    • Unsurprisingly, there is a big partisan divide on DFL Governor Dayton’s favorability, with three-quarters of Democrats finding Dayton favorable and 61 percent of Republicans finding him unfavorable.

    • When it comes to the upcoming gubernatorial race, approximately 7 in 10 voters who support DFL candidate Tim Walz view Dayton favorably, while a similar share of voters who back Republican candidate Jeff Johnson hold and unfavorable opinion of the outgoing governor.

  • When asked if they approve of Governor Dayton’s job performance during his two terms in office, a majority of voters indicated that they approve.

    • Among the 57 percent who approve of Governor Dayton’s job performance, over half indicate that they “strongly approve.”

    • Among the 41 percent who disapprove, 63 percent indicate that they “strongly disapprove.”

    • While men are split relatively evenly in approving and disapproving, 6 in 10 women voters approve of Governor Dayton’s job performance.

    • In Hennepin and Ramsey counties, 7 in 10 voters approve of Dayton’s tenure as governor, while that number drops to around half for voters in the rest of the state.

    • Ninety-two percent of Democrat voters approve of the outgoing governor, as do one in five Republicans.
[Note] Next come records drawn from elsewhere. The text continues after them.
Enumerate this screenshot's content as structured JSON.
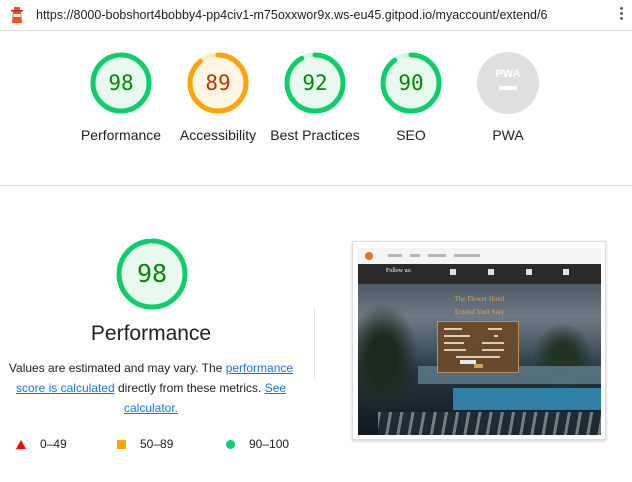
{
  "browser": {
    "url": "https://8000-bobshort4bobby4-pp4civ1-m75oxxwor9x.ws-eu45.gitpod.io/myaccount/extend/6"
  },
  "colors": {
    "pass": "#0cce6b",
    "average": "#ffa400",
    "fail": "#eb0f00",
    "link": "#1a73e8"
  },
  "gauges": [
    {
      "label": "Performance",
      "score": "98",
      "level": 0.98,
      "status": "pass"
    },
    {
      "label": "Accessibility",
      "score": "89",
      "level": 0.89,
      "status": "average"
    },
    {
      "label": "Best Practices",
      "score": "92",
      "level": 0.92,
      "status": "pass"
    },
    {
      "label": "SEO",
      "score": "90",
      "level": 0.9,
      "status": "pass"
    },
    {
      "label": "PWA",
      "badge": "PWA",
      "status": "na"
    }
  ],
  "main": {
    "score": "98",
    "level": 0.98,
    "title": "Performance",
    "desc_prefix": "Values are estimated and may vary. The ",
    "link_score": "performance score is calculated",
    "desc_mid": " directly from these metrics. ",
    "link_calc": "See calculator."
  },
  "legend": {
    "fail": "0–49",
    "average": "50–89",
    "pass": "90–100"
  },
  "screenshot": {
    "follow": "Follow us:",
    "hotel_name": "The Flower Hotel",
    "subtitle": "Extend Your Stay"
  }
}
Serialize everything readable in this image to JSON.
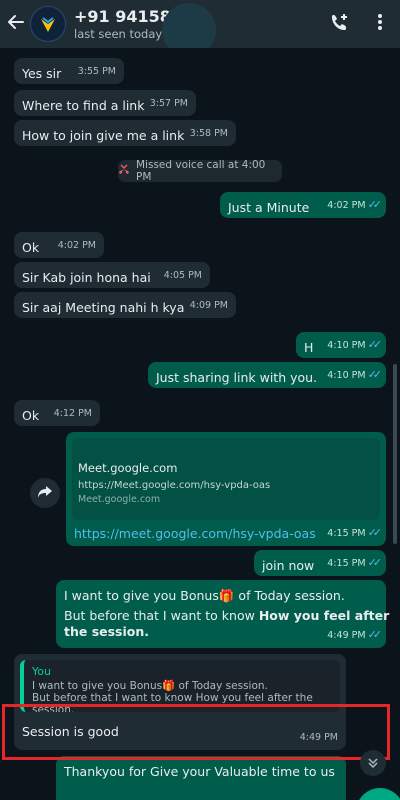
{
  "header": {
    "contact_name": "+91 94158 6",
    "last_seen": "last seen today at"
  },
  "messages": [
    {
      "text": "Yes sir",
      "time": "3:55 PM"
    },
    {
      "text": "Where to find a link",
      "time": "3:57 PM"
    },
    {
      "text": "How to join give me a link",
      "time": "3:58 PM"
    },
    {
      "text": "Just a Minute",
      "time": "4:02 PM"
    },
    {
      "text": "Ok",
      "time": "4:02 PM"
    },
    {
      "text": "Sir Kab join hona hai",
      "time": "4:05 PM"
    },
    {
      "text": "Sir aaj Meeting nahi h kya",
      "time": "4:09 PM"
    },
    {
      "text": "H",
      "time": "4:10 PM"
    },
    {
      "text": "Just sharing link with you.",
      "time": "4:10 PM"
    },
    {
      "text": "Ok",
      "time": "4:12 PM"
    },
    {
      "text": "https://meet.google.com/hsy-vpda-oas",
      "time": "4:15 PM"
    },
    {
      "text": "join now",
      "time": "4:15 PM"
    },
    {
      "text_1": "I want to give you Bonus",
      "text_2": "of Today session.",
      "text_3": "But before that I want to know",
      "text_bold": "How you feel after",
      "text_bold2": "the session.",
      "time": "4:49 PM"
    },
    {
      "text": "Session is good",
      "time": "4:49 PM"
    },
    {
      "text": "Thankyou for Give your Valuable time to us"
    }
  ],
  "system": {
    "missed_call": "Missed voice call at 4:00 PM"
  },
  "link_preview": {
    "title": "Meet.google.com",
    "description": "https://Meet.google.com/hsy-vpda-oas",
    "domain": "Meet.google.com"
  },
  "quote": {
    "author": "You",
    "line1": "I want to give you Bonus",
    "line1b": "of Today session.",
    "line2": "But before that I want to know How you feel after the",
    "line3": "session."
  },
  "icons": {
    "back": "arrow-left-icon",
    "avatar": "avatar-logo",
    "add_call": "phone-plus-icon",
    "menu": "vertical-dots-icon",
    "missed_call": "missed-call-icon",
    "share": "share-arrow-icon",
    "gift": "gift-emoji-icon",
    "scroll_down": "double-chevron-down-icon",
    "read_receipt": "double-check-icon"
  },
  "colors": {
    "header_bg": "#1f2c34",
    "chat_bg": "#0b141a",
    "incoming": "#202c33",
    "outgoing": "#005c4b",
    "tick": "#53bdeb",
    "accent": "#00a884",
    "highlight": "#e62727"
  }
}
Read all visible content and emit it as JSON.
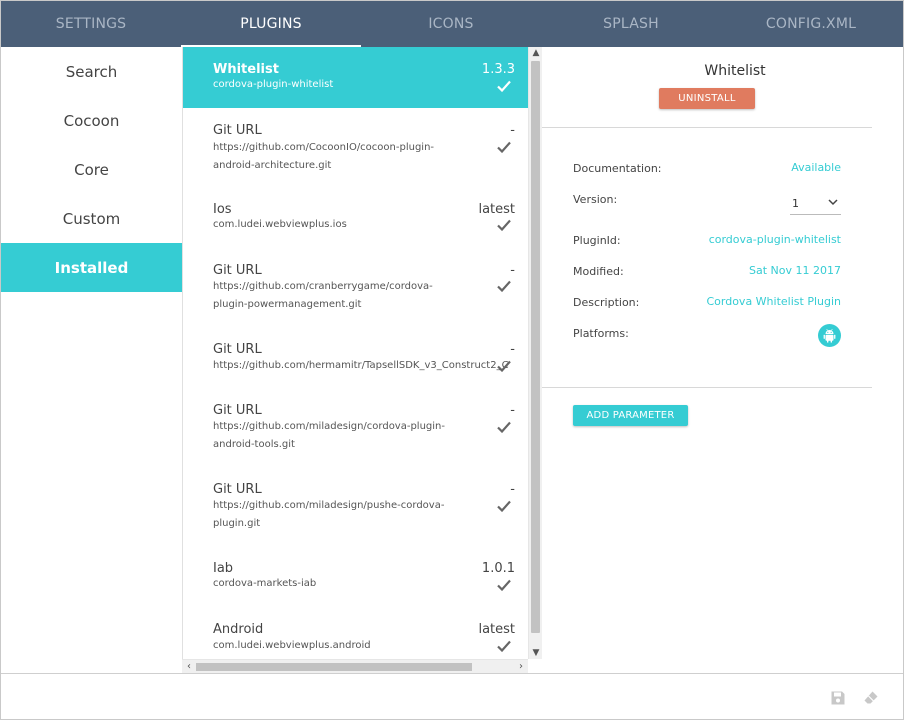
{
  "tabs": [
    {
      "label": "SETTINGS"
    },
    {
      "label": "PLUGINS"
    },
    {
      "label": "ICONS"
    },
    {
      "label": "SPLASH"
    },
    {
      "label": "CONFIG.XML"
    }
  ],
  "categories": [
    {
      "label": "Search"
    },
    {
      "label": "Cocoon"
    },
    {
      "label": "Core"
    },
    {
      "label": "Custom"
    },
    {
      "label": "Installed"
    }
  ],
  "plugins": [
    {
      "title": "Whitelist",
      "subtitle": "cordova-plugin-whitelist",
      "version": "1.3.3",
      "selected": true
    },
    {
      "title": "Git URL",
      "subtitle": "https://github.com/CocoonIO/cocoon-plugin-android-architecture.git",
      "version": "-"
    },
    {
      "title": "Ios",
      "subtitle": "com.ludei.webviewplus.ios",
      "version": "latest"
    },
    {
      "title": "Git URL",
      "subtitle": "https://github.com/cranberrygame/cordova-plugin-powermanagement.git",
      "version": "-"
    },
    {
      "title": "Git URL",
      "subtitle": "https://github.com/hermamitr/TapsellSDK_v3_Construct2_C",
      "version": "-"
    },
    {
      "title": "Git URL",
      "subtitle": "https://github.com/miladesign/cordova-plugin-android-tools.git",
      "version": "-"
    },
    {
      "title": "Git URL",
      "subtitle": "https://github.com/miladesign/pushe-cordova-plugin.git",
      "version": "-"
    },
    {
      "title": "Iab",
      "subtitle": "cordova-markets-iab",
      "version": "1.0.1"
    },
    {
      "title": "Android",
      "subtitle": "com.ludei.webviewplus.android",
      "version": "latest"
    }
  ],
  "details": {
    "title": "Whitelist",
    "uninstall_label": "UNINSTALL",
    "documentation_label": "Documentation:",
    "documentation_value": "Available",
    "version_label": "Version:",
    "version_value": "1",
    "pluginid_label": "PluginId:",
    "pluginid_value": "cordova-plugin-whitelist",
    "modified_label": "Modified:",
    "modified_value": "Sat Nov 11 2017",
    "description_label": "Description:",
    "description_value": "Cordova Whitelist Plugin",
    "platforms_label": "Platforms:",
    "platform_icon": "android-icon",
    "add_parameter_label": "ADD PARAMETER"
  },
  "footer": {
    "save_icon": "save-icon",
    "erase_icon": "eraser-icon"
  },
  "colors": {
    "accent": "#35ccd3",
    "topbar": "#4b5f78",
    "uninstall": "#e07b5f"
  }
}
However, the majority of Republicans -- 77 percent -- disapprove.

    • Of those who would vote for Walz, 94 percent approve of Dayton’s job performance, while that number falls to 14 percent among Johnson supporters.

See our brief on Governor Dayton’s favorability and job approval ratings from the Minnesota Poll for additional details, survey methods, regional definitions, and exact question wording.

RELATED:
Coming soon (STAR TRIBUNE)
Coming soon (MPR NEWS)

Jump to: Governor’s race , U.S. Senate , Attorney General , policy preferences , Justice Kavanaugh , Trump’s trade policy , immigration policy , Governor Dayton

Regions Map, Minnesota Poll 10/18
William Lager | MPR News
Regions surveyed for MPR News | Star Tribune Minnesota Poll


SURVEY BACKGROUND AND METHODS

This survey is the result of a collaboration between Minnesota Public Radio News and the Star Tribune. It is a continuation of the Star Tribune’s periodic Minnesota Poll feature.
Mason-Dixon Polling & Strategy, Inc. of Jacksonville, Florida, designed and executed the survey, including sample construction and screening procedures, data collection, and analysis. The poll was conducted from October 15 through October 17, 2018. A total of 800 registered Minnesota voters were interviewed statewide by telephone. All indicated they were likely to vote in the November general election. See summary findings compiled by Mason-Dixon .
Those interviewed were randomly selected from a phone-matched Minnesota voter registration list that included both land-line and cell phone numbers. Quotas were assigned to reflect voter turnout by county. The data were not weighted.
The overall margin for error is no more than ± 3.5 percentage points. This means that there is a 95 percent probability that the "true" figure would fall within that range if all likely voters were surveyed. The margin for error is higher for any subgroup, such as sex or age grouping.

Jump to: Governor’s race , U.S. Senate , Attorney General , policy preferences , Justice Kavanaugh , Trump’s trade policy , immigration policy , Governor Dayton